[[ Entries shown, beginning ]]
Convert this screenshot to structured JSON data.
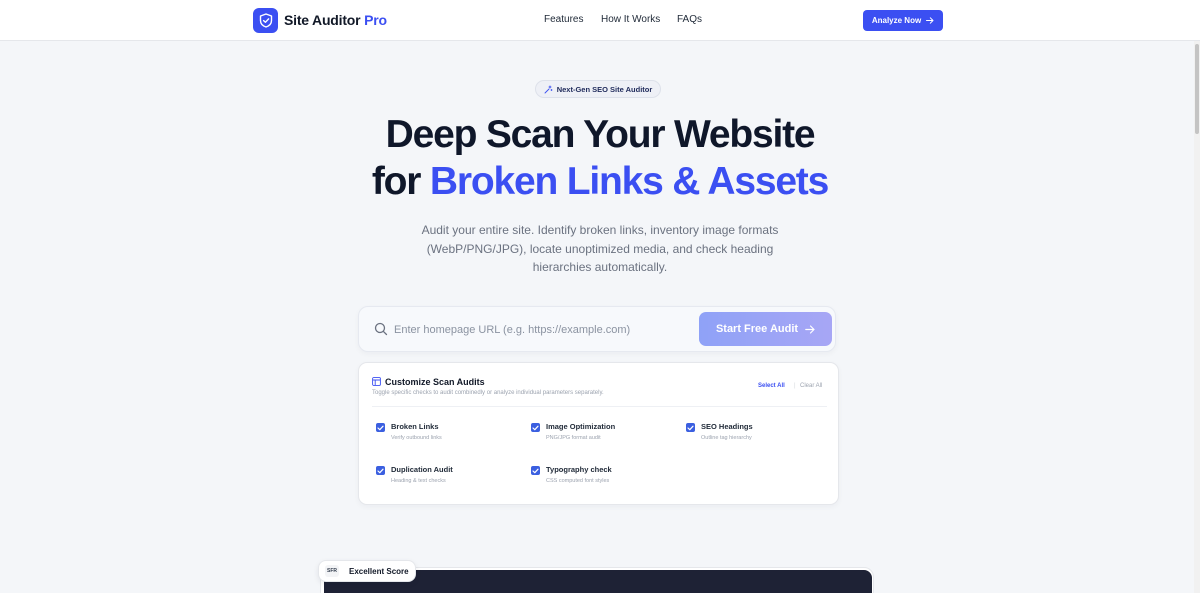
{
  "header": {
    "brand_name": "Site Auditor",
    "brand_accent": "Pro",
    "nav": [
      "Features",
      "How It Works",
      "FAQs"
    ],
    "cta_label": "Analyze Now"
  },
  "hero": {
    "badge": "Next-Gen SEO Site Auditor",
    "title_line1": "Deep Scan Your Website",
    "title_line2_prefix": "for",
    "title_line2_highlight": "Broken Links & Assets",
    "subtitle": "Audit your entire site. Identify broken links, inventory image formats (WebP/PNG/JPG), locate unoptimized media, and check heading hierarchies automatically."
  },
  "search": {
    "placeholder": "Enter homepage URL (e.g. https://example.com)",
    "value": "",
    "button_label": "Start Free Audit"
  },
  "customize": {
    "title": "Customize Scan Audits",
    "description": "Toggle specific checks to audit combinedly or analyze individual parameters separately.",
    "select_all": "Select All",
    "clear_all": "Clear All",
    "options": [
      {
        "label": "Broken Links",
        "sub": "Verify outbound links",
        "checked": true
      },
      {
        "label": "Image Optimization",
        "sub": "PNG/JPG format audit",
        "checked": true
      },
      {
        "label": "SEO Headings",
        "sub": "Outline tag hierarchy",
        "checked": true
      },
      {
        "label": "Duplication Audit",
        "sub": "Heading & text checks",
        "checked": true
      },
      {
        "label": "Typography check",
        "sub": "CSS computed font styles",
        "checked": true
      }
    ]
  },
  "preview": {
    "score_label": "Excellent Score",
    "score_icon_text": "SFR"
  },
  "colors": {
    "accent": "#3b4ff2",
    "button_gradient_start": "#8fa2f7",
    "button_gradient_end": "#a7a6f5",
    "preview_dark": "#1e2235"
  }
}
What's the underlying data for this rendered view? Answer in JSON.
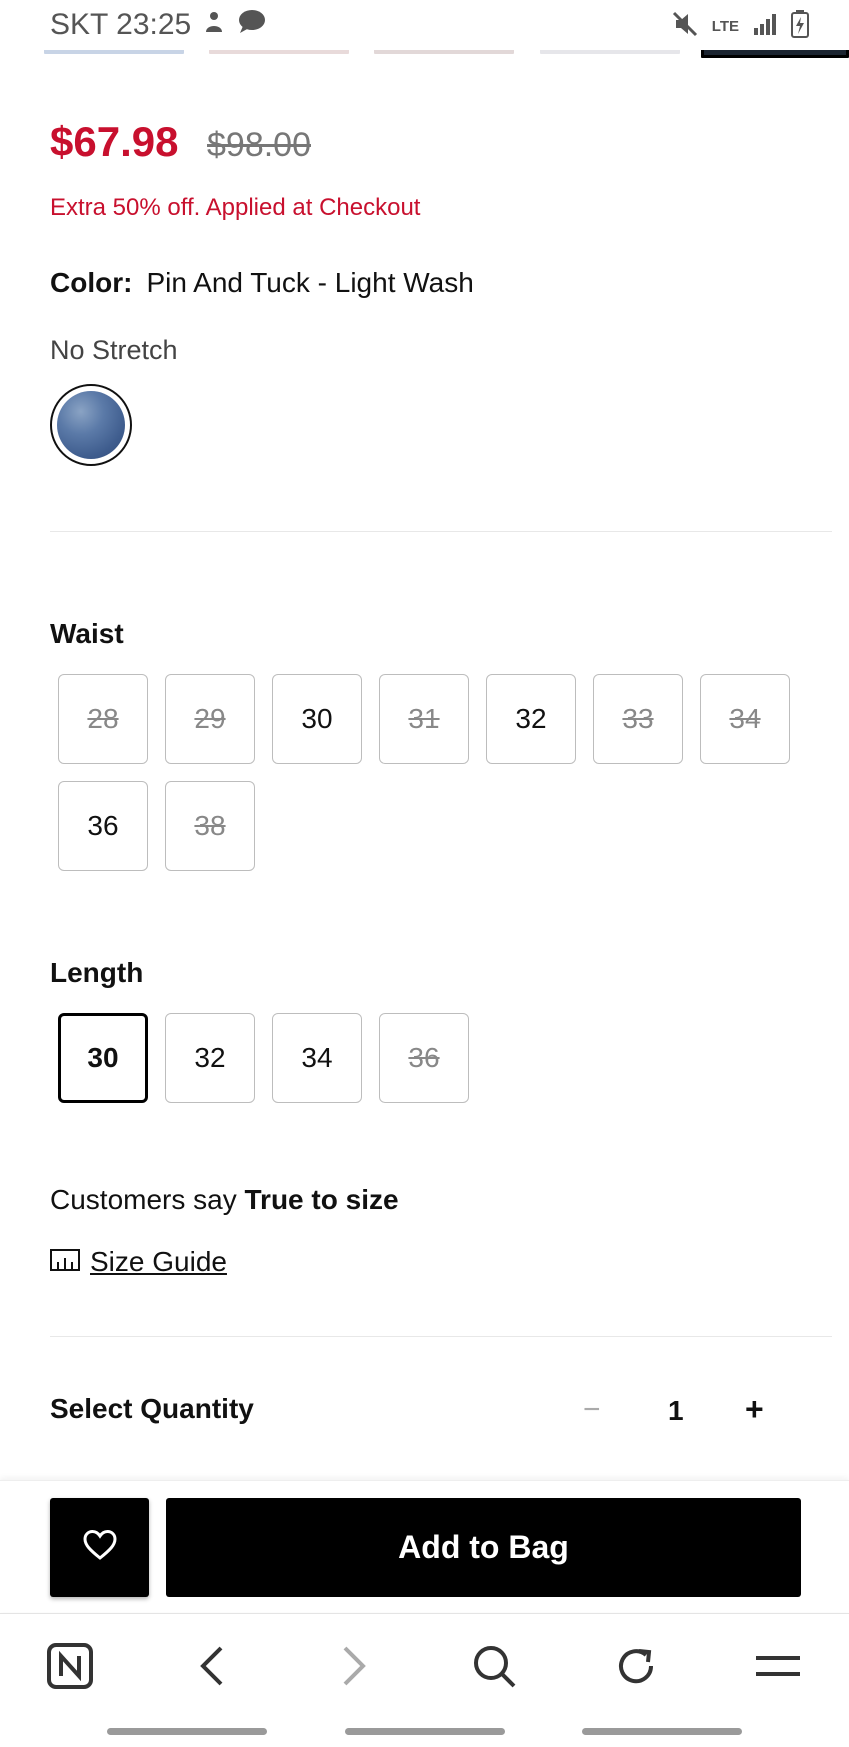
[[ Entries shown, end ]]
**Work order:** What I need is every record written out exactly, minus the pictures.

**Solved problem:**
Convert this screenshot to structured JSON data.
{
  "header": {
    "brand_name": "Site Auditor",
    "brand_accent": "Pro",
    "nav": [
      "Features",
      "How It Works",
      "FAQs"
    ],
    "cta_label": "Analyze Now"
  },
  "hero": {
    "badge": "Next-Gen SEO Site Auditor",
    "title_line1": "Deep Scan Your Website",
    "title_line2_prefix": "for",
    "title_line2_highlight": "Broken Links & Assets",
    "subtitle": "Audit your entire site. Identify broken links, inventory image formats (WebP/PNG/JPG), locate unoptimized media, and check heading hierarchies automatically."
  },
  "search": {
    "placeholder": "Enter homepage URL (e.g. https://example.com)",
    "value": "",
    "button_label": "Start Free Audit"
  },
  "customize": {
    "title": "Customize Scan Audits",
    "description": "Toggle specific checks to audit combinedly or analyze individual parameters separately.",
    "select_all": "Select All",
    "clear_all": "Clear All",
    "options": [
      {
        "label": "Broken Links",
        "sub": "Verify outbound links",
        "checked": true
      },
      {
        "label": "Image Optimization",
        "sub": "PNG/JPG format audit",
        "checked": true
      },
      {
        "label": "SEO Headings",
        "sub": "Outline tag hierarchy",
        "checked": true
      },
      {
        "label": "Duplication Audit",
        "sub": "Heading & text checks",
        "checked": true
      },
      {
        "label": "Typography check",
        "sub": "CSS computed font styles",
        "checked": true
      }
    ]
  },
  "preview": {
    "score_label": "Excellent Score",
    "score_icon_text": "SFR"
  },
  "colors": {
    "accent": "#3b4ff2",
    "button_gradient_start": "#8fa2f7",
    "button_gradient_end": "#a7a6f5",
    "preview_dark": "#1e2235"
  }
}
What's the underlying data for this rendered view? Answer in JSON.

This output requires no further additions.